EXERCISE: Search the data below for the string "username". Extract every line that contains it.

DATA SECTION:
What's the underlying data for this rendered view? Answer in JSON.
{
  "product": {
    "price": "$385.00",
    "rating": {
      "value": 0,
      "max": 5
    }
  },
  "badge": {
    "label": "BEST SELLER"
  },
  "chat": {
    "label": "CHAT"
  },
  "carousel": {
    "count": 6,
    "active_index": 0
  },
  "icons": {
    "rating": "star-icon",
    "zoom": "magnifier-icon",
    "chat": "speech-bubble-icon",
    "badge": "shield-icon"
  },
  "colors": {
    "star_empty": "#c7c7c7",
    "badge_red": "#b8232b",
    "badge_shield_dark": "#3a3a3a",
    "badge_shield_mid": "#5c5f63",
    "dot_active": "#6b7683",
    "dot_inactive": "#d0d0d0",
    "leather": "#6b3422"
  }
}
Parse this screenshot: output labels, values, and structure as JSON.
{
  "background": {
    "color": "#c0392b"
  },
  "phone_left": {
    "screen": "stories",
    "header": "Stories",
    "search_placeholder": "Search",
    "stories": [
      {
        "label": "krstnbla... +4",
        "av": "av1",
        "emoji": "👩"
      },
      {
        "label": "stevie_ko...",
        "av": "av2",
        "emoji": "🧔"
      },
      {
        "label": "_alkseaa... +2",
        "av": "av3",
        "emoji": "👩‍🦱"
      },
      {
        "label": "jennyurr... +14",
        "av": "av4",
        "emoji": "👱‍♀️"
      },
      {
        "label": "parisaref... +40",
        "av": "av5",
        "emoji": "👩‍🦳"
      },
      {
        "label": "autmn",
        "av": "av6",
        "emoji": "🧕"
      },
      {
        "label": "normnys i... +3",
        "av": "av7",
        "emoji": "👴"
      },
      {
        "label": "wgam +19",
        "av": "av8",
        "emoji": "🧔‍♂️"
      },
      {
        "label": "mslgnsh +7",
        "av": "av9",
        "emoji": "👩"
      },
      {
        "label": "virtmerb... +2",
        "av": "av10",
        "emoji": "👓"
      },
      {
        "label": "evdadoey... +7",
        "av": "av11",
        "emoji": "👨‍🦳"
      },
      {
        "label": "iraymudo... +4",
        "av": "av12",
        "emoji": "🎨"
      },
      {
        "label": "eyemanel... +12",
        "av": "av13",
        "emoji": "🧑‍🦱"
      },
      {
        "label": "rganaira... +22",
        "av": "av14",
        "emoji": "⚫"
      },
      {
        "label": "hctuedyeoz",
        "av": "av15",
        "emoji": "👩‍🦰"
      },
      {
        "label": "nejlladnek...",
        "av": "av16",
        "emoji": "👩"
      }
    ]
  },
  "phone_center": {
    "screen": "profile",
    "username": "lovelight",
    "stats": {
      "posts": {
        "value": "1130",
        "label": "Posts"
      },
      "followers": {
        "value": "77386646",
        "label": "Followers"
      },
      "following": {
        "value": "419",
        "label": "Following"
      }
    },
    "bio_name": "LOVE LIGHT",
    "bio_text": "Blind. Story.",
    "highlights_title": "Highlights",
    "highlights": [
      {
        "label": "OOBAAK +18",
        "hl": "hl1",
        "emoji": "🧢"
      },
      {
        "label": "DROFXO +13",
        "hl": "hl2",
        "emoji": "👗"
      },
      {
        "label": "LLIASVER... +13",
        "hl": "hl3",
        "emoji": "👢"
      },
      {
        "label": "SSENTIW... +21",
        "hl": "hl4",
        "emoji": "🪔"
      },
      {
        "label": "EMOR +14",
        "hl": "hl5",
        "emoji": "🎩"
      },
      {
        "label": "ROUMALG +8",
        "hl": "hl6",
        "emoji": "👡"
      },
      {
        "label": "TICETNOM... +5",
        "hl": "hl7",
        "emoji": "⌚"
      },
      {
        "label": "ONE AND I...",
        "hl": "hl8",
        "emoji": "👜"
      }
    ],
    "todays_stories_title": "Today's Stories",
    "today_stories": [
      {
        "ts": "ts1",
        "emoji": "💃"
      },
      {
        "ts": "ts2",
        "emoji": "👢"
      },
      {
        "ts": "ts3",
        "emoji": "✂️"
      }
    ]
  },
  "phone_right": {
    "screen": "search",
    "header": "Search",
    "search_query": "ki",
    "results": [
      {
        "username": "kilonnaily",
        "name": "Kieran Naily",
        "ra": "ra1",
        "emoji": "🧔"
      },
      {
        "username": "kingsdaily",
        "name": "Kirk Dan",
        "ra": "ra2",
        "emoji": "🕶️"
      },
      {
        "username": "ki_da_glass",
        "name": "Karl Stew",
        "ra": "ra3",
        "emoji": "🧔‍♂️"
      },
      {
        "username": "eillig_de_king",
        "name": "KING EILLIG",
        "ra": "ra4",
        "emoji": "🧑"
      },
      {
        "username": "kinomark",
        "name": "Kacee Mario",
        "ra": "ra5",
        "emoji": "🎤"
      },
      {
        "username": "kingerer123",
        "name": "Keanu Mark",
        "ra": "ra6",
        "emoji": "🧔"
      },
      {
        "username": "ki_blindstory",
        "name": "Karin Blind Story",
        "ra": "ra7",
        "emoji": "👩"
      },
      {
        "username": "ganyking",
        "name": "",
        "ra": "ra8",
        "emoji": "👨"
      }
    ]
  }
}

EXERCISE RESPONSE:
    "username": "lovelight",
        "username": "kilonnaily",
        "username": "kingsdaily",
        "username": "ki_da_glass",
        "username": "eillig_de_king",
        "username": "kinomark",
        "username": "kingerer123",
        "username": "ki_blindstory",
        "username": "ganyking",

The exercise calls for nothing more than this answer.